|The approach to Negreira|
We stopped in Olveiroa, the last stopping point for pilgrims before Finisterre, at about 3pm for lunch. We called a pensión (like a B&B) in Finisterre to reserve a place to sleep, now confident that we'd make it. We asked the woman at the bar about the rest of the route. She said it was uphill from Olveiroa, then flat to Cee, and then mixed to Finisterre. Of course by this time we were so skeptical about such descriptions from locals, I'm not sure why we asked.
She wasn't lying about the hill, anyway. It was steep, but the roads were very quiet so we didn't actually find it too challenging. I reflected on how much fitter I'd become since starting the ride, knowing that a hill like this early on would have seen me struggle.
We knew that the sights along the camino would get better as we approached Cee, and so stuck to the proper path for the last part of the trip. We saw our first bit of ocean and got really excited, and then we even saw Finisterre in the distance. Alberto kept looking at his GPS, which registered us at 350m above sea level. Finisterre was at zero. When were we going to lose all that height?
|First glimpses of the sea|
|Beginning the descent|
|Fisterra in the background|
We then headed to our pensión, which gave us a pilgrim's price of 25 euros for the room - when you divide it by two, cheaper than some of the hostels we paid to stay in and share a room with several others!
After a shower we headed to the lighthouse, km 0 on the Santiago - Finisterre trail. This is where people normally burn articles of clothing or leave their boots when they complete their journey. There was a small fire going, and after much consideration we decided we shouldn't burn our clothes as they were all synthetics, and it wouldn't have been environmentally friendly. So we burned the printed-out elevation profile of the route - not that it had done us much good!
|Large collection of boots left by other pilgrims|
Stats for the day:

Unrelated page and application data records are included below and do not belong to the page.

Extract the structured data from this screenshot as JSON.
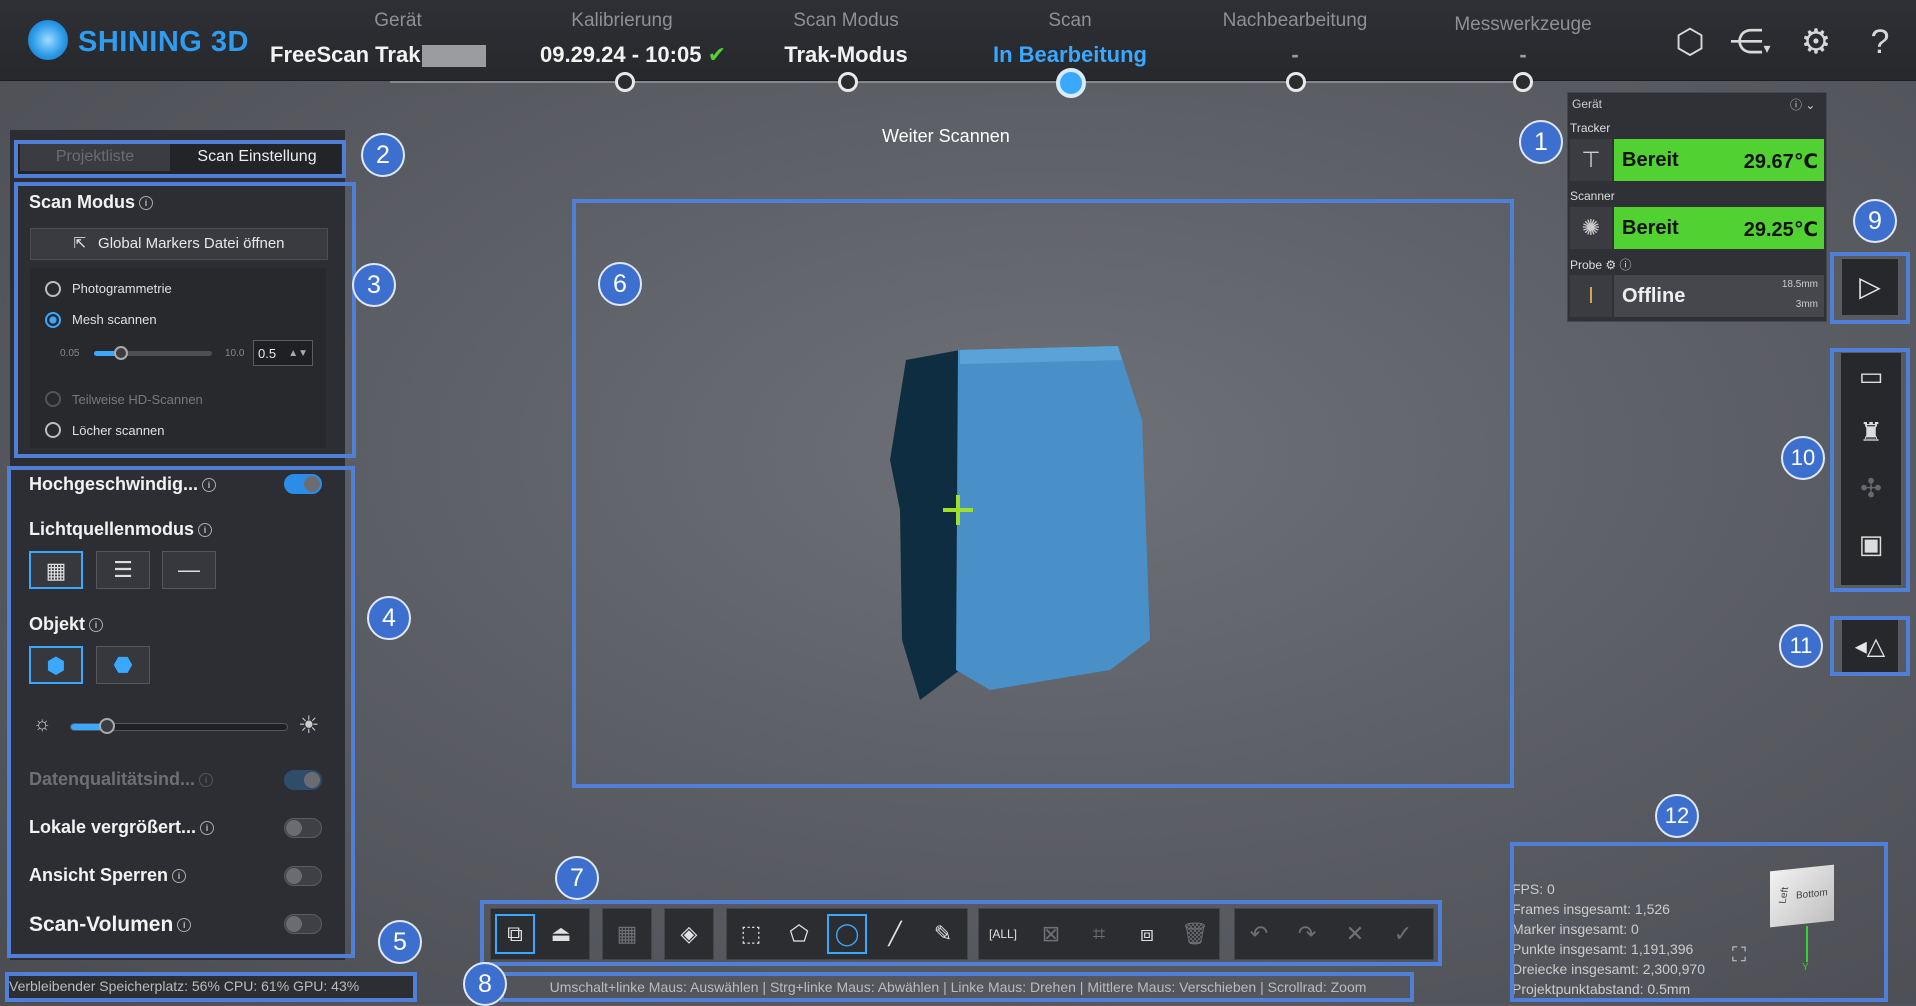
{
  "app": {
    "logo_text": "SHINING 3D"
  },
  "steps": [
    {
      "label": "Gerät",
      "value": "FreeScan Trak"
    },
    {
      "label": "Kalibrierung",
      "value": "09.29.24 - 10:05"
    },
    {
      "label": "Scan Modus",
      "value": "Trak-Modus"
    },
    {
      "label": "Scan",
      "value": "In Bearbeitung"
    },
    {
      "label": "Nachbearbeitung",
      "value": "-"
    },
    {
      "label": "Messwerkzeuge",
      "value": "-"
    }
  ],
  "tabs": {
    "project": "Projektliste",
    "scan_settings": "Scan Einstellung"
  },
  "scan_mode": {
    "title": "Scan Modus",
    "open_markers": "Global Markers Datei öffnen",
    "options": [
      "Photogrammetrie",
      "Mesh scannen",
      "Teilweise HD-Scannen",
      "Löcher scannen"
    ],
    "slider_min": "0.05",
    "slider_max": "10.0",
    "slider_value": "0.5"
  },
  "settings": {
    "high_speed": "Hochgeschwindig...",
    "light_mode": "Lichtquellenmodus",
    "object": "Objekt",
    "data_quality": "Datenqualitätsind...",
    "local_zoom": "Lokale vergrößert...",
    "lock_view": "Ansicht Sperren",
    "scan_volume": "Scan-Volumen"
  },
  "viewport": {
    "hint": "Weiter Scannen"
  },
  "device": {
    "title": "Gerät",
    "tracker_label": "Tracker",
    "tracker_status": "Bereit",
    "tracker_temp": "29.67℃",
    "scanner_label": "Scanner",
    "scanner_status": "Bereit",
    "scanner_temp": "29.25℃",
    "probe_label": "Probe",
    "probe_status": "Offline",
    "probe_len": "18.5mm",
    "probe_dia": "3mm"
  },
  "status": {
    "resources": "Verbleibender Speicherplatz: 56%  CPU: 61%  GPU: 43%",
    "mouse_hints": "Umschalt+linke Maus: Auswählen | Strg+linke Maus: Abwählen | Linke Maus: Drehen | Mittlere Maus: Verschieben | Scrollrad: Zoom"
  },
  "stats": {
    "fps": "FPS: 0",
    "frames": "Frames insgesamt: 1,526",
    "markers": "Marker insgesamt: 0",
    "points": "Punkte insgesamt: 1,191,396",
    "triangles": "Dreiecke insgesamt: 2,300,970",
    "spacing": "Projektpunktabstand: 0.5mm"
  },
  "view_cube": {
    "left": "Left",
    "bottom": "Bottom",
    "axis_y": "Y"
  },
  "callouts": [
    "1",
    "2",
    "3",
    "4",
    "5",
    "6",
    "7",
    "8",
    "9",
    "10",
    "11",
    "12"
  ],
  "colors": {
    "accent": "#3aa8ff",
    "ready": "#52d132",
    "callout": "#3d6fcf",
    "mesh": "#4a90c8"
  }
}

Odometer: 95 km
Moving average: 11.8kph
Overally average: 7.8kph
Moving time: 8h 37m
Stopped time: 4h21 (including our time at the beach!)
Max speed: 59.8 kph